### TASK TO COMPLETE:
Pick every line from the data below that contains the string "expires" and copy it.

# # # # # # #

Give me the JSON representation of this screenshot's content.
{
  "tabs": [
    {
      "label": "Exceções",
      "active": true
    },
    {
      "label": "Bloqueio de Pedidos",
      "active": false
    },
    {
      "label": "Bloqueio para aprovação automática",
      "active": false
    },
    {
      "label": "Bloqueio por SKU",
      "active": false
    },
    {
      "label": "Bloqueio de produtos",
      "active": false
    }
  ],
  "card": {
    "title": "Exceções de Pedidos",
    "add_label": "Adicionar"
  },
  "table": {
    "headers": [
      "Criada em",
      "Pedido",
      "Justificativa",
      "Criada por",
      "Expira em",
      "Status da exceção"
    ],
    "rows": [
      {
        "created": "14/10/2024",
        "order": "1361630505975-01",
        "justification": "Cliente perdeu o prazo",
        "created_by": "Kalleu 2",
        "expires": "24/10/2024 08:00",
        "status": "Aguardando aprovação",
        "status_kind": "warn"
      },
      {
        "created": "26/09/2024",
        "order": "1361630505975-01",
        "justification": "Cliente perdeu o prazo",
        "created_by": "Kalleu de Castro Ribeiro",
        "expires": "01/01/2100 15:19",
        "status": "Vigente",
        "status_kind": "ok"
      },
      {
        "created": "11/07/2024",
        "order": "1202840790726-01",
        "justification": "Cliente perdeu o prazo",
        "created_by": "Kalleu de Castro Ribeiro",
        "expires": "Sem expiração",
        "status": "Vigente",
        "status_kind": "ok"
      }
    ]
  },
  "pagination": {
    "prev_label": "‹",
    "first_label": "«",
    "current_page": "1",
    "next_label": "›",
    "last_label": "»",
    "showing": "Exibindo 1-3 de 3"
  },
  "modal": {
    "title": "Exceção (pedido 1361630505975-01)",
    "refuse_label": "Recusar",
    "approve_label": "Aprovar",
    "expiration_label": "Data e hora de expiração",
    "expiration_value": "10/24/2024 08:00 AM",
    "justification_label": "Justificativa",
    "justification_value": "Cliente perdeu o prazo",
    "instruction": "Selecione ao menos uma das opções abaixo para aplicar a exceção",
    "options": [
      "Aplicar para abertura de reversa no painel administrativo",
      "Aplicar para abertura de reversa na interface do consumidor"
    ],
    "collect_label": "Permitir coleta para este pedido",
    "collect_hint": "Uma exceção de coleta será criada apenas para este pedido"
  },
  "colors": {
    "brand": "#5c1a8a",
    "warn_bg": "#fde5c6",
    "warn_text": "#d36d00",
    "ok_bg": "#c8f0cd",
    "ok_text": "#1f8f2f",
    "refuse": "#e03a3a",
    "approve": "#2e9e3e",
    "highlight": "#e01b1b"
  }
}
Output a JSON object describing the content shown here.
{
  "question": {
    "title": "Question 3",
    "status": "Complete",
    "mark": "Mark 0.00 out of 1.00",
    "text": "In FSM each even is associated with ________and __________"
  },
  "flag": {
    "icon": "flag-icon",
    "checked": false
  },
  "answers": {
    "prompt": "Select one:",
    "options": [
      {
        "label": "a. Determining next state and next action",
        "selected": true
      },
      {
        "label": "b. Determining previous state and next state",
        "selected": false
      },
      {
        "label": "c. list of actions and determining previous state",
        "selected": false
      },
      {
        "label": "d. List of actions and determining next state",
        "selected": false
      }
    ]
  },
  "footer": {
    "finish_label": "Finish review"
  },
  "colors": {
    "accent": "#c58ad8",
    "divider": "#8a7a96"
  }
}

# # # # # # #

### TASK SOLUTION:
        "expires": "24/10/2024 08:00",
        "expires": "01/01/2100 15:19",
        "expires": "Sem expiração",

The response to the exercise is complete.